## WORK INSTRUCTION
Count how many lines in the data hold "Vrei". Only the number.

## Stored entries
++++++++++++++++++++

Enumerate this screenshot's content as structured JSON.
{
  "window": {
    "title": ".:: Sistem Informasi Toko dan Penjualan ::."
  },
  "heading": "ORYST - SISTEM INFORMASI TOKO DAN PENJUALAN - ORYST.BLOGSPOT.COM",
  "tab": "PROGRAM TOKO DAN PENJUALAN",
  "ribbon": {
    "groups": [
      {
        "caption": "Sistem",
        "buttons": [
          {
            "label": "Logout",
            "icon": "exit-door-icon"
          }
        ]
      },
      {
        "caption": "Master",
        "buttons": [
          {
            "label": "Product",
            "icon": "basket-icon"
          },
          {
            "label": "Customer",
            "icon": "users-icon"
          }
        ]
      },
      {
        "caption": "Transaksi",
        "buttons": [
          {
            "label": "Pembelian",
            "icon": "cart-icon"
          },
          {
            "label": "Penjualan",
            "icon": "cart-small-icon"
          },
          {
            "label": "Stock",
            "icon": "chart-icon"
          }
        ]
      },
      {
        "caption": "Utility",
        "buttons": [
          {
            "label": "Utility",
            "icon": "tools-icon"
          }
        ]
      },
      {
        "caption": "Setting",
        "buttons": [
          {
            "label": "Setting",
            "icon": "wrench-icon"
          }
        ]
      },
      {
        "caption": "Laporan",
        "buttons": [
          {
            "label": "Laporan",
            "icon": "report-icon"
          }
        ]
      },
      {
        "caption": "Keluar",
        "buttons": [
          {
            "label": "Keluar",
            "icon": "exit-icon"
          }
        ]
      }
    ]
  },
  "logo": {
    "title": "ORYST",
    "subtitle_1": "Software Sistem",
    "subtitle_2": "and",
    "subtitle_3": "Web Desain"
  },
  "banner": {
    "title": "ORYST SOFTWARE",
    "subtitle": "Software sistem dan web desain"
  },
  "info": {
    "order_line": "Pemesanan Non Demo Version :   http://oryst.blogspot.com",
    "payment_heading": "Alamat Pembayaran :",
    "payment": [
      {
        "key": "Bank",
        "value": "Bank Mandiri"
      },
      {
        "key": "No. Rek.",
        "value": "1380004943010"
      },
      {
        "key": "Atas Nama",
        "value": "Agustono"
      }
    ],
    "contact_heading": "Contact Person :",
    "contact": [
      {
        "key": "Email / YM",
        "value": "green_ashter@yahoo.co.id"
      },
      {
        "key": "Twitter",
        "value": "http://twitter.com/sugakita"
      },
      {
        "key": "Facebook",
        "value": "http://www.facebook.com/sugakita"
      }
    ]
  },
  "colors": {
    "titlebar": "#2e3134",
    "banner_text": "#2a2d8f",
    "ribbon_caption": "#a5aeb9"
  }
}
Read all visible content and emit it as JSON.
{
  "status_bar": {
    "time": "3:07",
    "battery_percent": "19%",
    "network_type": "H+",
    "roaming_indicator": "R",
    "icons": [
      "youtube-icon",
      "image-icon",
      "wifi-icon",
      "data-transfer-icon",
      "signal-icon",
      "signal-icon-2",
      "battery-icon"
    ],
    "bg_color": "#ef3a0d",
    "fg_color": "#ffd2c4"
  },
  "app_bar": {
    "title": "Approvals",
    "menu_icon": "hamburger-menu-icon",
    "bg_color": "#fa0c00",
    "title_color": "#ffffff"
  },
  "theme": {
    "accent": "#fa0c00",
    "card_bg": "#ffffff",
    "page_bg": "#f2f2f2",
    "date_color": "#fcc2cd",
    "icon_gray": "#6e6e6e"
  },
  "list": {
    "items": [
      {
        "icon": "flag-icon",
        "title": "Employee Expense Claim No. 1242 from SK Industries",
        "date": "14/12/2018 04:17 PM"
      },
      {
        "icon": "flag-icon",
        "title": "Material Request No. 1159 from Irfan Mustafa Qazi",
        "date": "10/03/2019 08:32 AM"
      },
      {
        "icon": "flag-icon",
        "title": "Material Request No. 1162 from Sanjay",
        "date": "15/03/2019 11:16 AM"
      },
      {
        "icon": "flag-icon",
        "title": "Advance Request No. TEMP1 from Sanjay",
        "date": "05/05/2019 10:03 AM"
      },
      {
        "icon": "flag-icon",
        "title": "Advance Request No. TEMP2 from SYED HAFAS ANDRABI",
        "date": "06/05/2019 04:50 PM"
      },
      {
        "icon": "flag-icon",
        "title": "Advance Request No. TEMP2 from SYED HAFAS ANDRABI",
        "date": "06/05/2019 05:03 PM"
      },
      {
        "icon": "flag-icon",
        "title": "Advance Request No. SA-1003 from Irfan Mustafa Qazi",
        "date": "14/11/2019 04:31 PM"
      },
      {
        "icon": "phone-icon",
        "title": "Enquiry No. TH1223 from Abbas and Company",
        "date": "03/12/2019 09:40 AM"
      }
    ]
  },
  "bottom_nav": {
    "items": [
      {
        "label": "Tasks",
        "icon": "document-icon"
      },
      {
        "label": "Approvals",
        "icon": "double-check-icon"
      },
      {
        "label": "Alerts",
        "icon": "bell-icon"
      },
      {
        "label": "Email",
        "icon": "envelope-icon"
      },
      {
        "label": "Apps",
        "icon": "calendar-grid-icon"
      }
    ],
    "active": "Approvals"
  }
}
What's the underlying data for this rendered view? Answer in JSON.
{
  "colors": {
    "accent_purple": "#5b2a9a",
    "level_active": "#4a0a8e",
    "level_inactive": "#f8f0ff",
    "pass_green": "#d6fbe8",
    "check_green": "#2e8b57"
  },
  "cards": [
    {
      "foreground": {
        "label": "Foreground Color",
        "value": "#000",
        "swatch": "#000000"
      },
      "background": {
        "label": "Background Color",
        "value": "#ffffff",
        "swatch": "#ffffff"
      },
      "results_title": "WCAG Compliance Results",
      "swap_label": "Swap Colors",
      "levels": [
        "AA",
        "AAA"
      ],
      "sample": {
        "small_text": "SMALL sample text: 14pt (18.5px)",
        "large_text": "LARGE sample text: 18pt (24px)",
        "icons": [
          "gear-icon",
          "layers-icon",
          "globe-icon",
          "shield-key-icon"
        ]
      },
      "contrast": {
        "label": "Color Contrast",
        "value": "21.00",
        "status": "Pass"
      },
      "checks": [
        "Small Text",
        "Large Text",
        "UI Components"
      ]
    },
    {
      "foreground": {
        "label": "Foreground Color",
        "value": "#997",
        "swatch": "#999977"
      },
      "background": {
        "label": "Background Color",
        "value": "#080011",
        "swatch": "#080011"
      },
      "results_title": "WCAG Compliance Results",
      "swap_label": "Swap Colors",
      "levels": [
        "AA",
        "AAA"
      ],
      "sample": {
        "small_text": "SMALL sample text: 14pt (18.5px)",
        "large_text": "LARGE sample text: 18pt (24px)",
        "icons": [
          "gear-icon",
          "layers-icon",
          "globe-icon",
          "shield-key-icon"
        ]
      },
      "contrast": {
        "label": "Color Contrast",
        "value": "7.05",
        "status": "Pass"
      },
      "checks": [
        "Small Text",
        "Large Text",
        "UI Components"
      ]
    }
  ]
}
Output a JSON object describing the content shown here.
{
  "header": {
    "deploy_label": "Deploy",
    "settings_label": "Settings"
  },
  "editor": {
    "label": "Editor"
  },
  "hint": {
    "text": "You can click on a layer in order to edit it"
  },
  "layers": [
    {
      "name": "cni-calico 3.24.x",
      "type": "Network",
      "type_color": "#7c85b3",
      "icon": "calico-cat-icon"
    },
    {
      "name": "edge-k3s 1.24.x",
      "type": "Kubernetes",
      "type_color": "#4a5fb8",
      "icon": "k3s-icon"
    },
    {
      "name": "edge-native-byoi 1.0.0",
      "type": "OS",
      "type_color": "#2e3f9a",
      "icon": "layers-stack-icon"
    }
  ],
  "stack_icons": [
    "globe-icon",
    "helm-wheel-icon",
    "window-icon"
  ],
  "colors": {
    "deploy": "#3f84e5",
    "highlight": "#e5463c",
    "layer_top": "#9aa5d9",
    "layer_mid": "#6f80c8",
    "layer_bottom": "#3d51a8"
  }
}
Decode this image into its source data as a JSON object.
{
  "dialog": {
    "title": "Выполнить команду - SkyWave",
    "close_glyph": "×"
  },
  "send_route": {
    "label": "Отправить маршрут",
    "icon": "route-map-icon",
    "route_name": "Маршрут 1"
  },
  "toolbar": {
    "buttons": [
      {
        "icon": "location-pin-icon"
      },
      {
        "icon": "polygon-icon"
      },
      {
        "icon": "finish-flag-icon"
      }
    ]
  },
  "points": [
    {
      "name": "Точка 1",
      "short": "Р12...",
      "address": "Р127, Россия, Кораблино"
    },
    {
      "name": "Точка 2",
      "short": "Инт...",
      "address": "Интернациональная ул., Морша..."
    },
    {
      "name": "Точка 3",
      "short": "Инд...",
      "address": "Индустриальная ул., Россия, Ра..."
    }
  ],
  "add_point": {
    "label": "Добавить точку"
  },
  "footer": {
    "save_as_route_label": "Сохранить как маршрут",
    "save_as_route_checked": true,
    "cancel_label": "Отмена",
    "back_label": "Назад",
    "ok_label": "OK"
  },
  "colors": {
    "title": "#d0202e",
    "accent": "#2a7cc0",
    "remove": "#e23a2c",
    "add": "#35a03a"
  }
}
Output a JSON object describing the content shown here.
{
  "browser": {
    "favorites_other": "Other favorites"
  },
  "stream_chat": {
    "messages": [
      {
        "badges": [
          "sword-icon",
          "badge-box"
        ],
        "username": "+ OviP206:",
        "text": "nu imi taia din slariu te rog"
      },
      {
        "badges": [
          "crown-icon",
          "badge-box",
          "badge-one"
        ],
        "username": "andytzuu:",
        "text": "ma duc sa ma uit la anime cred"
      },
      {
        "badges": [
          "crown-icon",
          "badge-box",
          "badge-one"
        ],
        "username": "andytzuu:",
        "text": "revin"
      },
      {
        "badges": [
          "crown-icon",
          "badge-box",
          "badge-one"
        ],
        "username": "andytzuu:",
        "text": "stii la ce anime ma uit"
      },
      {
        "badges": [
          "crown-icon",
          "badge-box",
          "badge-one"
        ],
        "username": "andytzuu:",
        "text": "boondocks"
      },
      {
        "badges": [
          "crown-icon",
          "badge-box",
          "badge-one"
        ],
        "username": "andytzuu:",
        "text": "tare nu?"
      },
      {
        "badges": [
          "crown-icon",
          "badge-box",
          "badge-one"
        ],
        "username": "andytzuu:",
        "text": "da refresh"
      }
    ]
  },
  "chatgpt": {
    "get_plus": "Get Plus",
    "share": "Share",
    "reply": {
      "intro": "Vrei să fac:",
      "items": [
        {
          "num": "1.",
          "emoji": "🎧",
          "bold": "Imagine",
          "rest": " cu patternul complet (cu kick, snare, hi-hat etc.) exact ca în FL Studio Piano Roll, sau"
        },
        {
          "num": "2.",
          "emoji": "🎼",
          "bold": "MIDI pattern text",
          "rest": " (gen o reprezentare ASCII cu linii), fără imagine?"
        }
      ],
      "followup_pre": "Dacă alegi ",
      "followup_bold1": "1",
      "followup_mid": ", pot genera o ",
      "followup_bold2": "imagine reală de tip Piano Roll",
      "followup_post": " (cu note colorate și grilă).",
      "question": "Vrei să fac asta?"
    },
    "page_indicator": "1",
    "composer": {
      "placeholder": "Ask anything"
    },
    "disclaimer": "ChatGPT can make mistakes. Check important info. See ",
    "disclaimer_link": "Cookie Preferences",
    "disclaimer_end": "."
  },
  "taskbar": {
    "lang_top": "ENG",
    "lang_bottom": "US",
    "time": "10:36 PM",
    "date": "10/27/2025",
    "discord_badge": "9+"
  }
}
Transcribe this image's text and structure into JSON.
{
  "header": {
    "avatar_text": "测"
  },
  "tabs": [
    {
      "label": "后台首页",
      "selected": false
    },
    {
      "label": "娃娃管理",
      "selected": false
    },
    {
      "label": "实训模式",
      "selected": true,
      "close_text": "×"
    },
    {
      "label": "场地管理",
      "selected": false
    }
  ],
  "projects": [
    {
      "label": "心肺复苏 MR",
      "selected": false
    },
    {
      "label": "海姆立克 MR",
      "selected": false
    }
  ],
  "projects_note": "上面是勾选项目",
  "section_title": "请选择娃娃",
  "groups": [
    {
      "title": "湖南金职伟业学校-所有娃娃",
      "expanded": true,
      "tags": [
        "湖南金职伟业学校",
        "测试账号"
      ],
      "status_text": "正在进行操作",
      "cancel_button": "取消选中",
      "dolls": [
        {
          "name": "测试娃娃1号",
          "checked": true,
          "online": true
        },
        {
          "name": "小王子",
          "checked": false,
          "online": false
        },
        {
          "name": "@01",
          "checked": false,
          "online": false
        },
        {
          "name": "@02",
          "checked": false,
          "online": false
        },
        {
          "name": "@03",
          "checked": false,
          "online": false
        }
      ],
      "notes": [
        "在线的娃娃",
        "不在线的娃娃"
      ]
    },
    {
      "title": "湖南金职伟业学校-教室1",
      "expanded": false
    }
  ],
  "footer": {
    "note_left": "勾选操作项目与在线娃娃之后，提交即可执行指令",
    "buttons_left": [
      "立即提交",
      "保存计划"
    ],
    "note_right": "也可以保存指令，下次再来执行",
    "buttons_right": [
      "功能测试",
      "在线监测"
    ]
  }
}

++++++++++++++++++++

## SOLVED EXERCISE
2